## About this exercise
I would like every record printed again, exactly as shown.

## Excerpted data
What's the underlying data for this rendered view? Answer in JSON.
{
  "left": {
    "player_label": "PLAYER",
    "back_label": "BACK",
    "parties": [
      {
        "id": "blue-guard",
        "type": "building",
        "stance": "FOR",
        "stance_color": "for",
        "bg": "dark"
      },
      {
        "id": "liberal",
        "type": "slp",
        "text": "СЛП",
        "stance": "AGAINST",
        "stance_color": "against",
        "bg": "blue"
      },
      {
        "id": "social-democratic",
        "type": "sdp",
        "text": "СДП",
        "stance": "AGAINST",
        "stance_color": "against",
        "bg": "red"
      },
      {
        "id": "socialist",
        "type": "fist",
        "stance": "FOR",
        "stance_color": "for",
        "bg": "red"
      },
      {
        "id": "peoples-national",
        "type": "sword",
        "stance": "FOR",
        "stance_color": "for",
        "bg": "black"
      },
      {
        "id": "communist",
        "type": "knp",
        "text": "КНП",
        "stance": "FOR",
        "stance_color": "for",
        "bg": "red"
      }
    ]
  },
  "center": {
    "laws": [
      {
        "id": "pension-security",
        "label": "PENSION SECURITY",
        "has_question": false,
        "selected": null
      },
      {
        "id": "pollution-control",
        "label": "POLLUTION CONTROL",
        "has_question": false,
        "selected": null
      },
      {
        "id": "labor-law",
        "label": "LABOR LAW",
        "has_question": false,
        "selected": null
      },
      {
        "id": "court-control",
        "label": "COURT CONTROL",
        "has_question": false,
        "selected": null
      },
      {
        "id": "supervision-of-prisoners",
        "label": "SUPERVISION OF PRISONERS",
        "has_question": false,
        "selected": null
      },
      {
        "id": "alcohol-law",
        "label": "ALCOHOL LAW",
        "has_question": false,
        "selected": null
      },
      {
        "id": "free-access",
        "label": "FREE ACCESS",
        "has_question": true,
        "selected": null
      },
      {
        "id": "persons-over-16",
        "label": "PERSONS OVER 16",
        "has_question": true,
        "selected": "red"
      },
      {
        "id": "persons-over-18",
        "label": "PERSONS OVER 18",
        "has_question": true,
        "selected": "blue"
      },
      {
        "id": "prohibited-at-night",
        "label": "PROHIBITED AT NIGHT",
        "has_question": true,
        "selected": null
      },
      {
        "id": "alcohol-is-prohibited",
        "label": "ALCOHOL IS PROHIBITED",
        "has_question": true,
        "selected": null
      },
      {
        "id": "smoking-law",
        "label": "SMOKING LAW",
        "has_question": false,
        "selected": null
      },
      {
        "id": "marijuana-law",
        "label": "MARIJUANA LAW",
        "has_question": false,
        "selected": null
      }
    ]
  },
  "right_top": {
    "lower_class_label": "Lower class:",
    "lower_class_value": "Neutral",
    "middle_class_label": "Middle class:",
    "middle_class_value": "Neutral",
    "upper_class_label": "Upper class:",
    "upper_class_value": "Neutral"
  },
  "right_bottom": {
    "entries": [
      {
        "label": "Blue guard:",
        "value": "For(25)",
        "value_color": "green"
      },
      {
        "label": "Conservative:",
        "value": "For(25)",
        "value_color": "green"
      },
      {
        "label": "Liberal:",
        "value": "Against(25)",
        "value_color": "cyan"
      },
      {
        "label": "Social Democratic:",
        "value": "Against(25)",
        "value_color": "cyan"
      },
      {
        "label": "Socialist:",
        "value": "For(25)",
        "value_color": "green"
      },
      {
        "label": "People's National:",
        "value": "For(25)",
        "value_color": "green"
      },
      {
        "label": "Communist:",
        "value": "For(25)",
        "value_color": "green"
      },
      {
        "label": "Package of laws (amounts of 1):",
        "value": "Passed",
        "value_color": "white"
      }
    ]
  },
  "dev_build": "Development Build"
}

## Completed task
What's the underlying data for this rendered view? Answer in JSON.
{
  "left": {
    "player_label": "PLAYER",
    "back_label": "BACK",
    "parties": [
      {
        "id": "blue-guard",
        "type": "building",
        "stance": "FOR",
        "stance_color": "for",
        "bg": "dark"
      },
      {
        "id": "liberal",
        "type": "slp",
        "text": "СЛП",
        "stance": "AGAINST",
        "stance_color": "against",
        "bg": "blue"
      },
      {
        "id": "social-democratic",
        "type": "sdp",
        "text": "СДП",
        "stance": "AGAINST",
        "stance_color": "against",
        "bg": "red"
      },
      {
        "id": "socialist",
        "type": "fist",
        "stance": "FOR",
        "stance_color": "for",
        "bg": "red"
      },
      {
        "id": "peoples-national",
        "type": "sword",
        "stance": "FOR",
        "stance_color": "for",
        "bg": "black"
      },
      {
        "id": "communist",
        "type": "knp",
        "text": "КНП",
        "stance": "FOR",
        "stance_color": "for",
        "bg": "red"
      }
    ]
  },
  "center": {
    "laws": [
      {
        "id": "pension-security",
        "label": "PENSION SECURITY",
        "has_question": false,
        "selected": null
      },
      {
        "id": "pollution-control",
        "label": "POLLUTION CONTROL",
        "has_question": false,
        "selected": null
      },
      {
        "id": "labor-law",
        "label": "LABOR LAW",
        "has_question": false,
        "selected": null
      },
      {
        "id": "court-control",
        "label": "COURT CONTROL",
        "has_question": false,
        "selected": null
      },
      {
        "id": "supervision-of-prisoners",
        "label": "SUPERVISION OF PRISONERS",
        "has_question": false,
        "selected": null
      },
      {
        "id": "alcohol-law",
        "label": "ALCOHOL LAW",
        "has_question": false,
        "selected": null
      },
      {
        "id": "free-access",
        "label": "FREE ACCESS",
        "has_question": true,
        "selected": null
      },
      {
        "id": "persons-over-16",
        "label": "PERSONS OVER 16",
        "has_question": true,
        "selected": "red"
      },
      {
        "id": "persons-over-18",
        "label": "PERSONS OVER 18",
        "has_question": true,
        "selected": "blue"
      },
      {
        "id": "prohibited-at-night",
        "label": "PROHIBITED AT NIGHT",
        "has_question": true,
        "selected": null
      },
      {
        "id": "alcohol-is-prohibited",
        "label": "ALCOHOL IS PROHIBITED",
        "has_question": true,
        "selected": null
      },
      {
        "id": "smoking-law",
        "label": "SMOKING LAW",
        "has_question": false,
        "selected": null
      },
      {
        "id": "marijuana-law",
        "label": "MARIJUANA LAW",
        "has_question": false,
        "selected": null
      }
    ]
  },
  "right_top": {
    "lower_class_label": "Lower class:",
    "lower_class_value": "Neutral",
    "middle_class_label": "Middle class:",
    "middle_class_value": "Neutral",
    "upper_class_label": "Upper class:",
    "upper_class_value": "Neutral"
  },
  "right_bottom": {
    "entries": [
      {
        "label": "Blue guard:",
        "value": "For(25)",
        "value_color": "green"
      },
      {
        "label": "Conservative:",
        "value": "For(25)",
        "value_color": "green"
      },
      {
        "label": "Liberal:",
        "value": "Against(25)",
        "value_color": "cyan"
      },
      {
        "label": "Social Democratic:",
        "value": "Against(25)",
        "value_color": "cyan"
      },
      {
        "label": "Socialist:",
        "value": "For(25)",
        "value_color": "green"
      },
      {
        "label": "People's National:",
        "value": "For(25)",
        "value_color": "green"
      },
      {
        "label": "Communist:",
        "value": "For(25)",
        "value_color": "green"
      },
      {
        "label": "Package of laws (amounts of 1):",
        "value": "Passed",
        "value_color": "white"
      }
    ]
  },
  "dev_build": "Development Build"
}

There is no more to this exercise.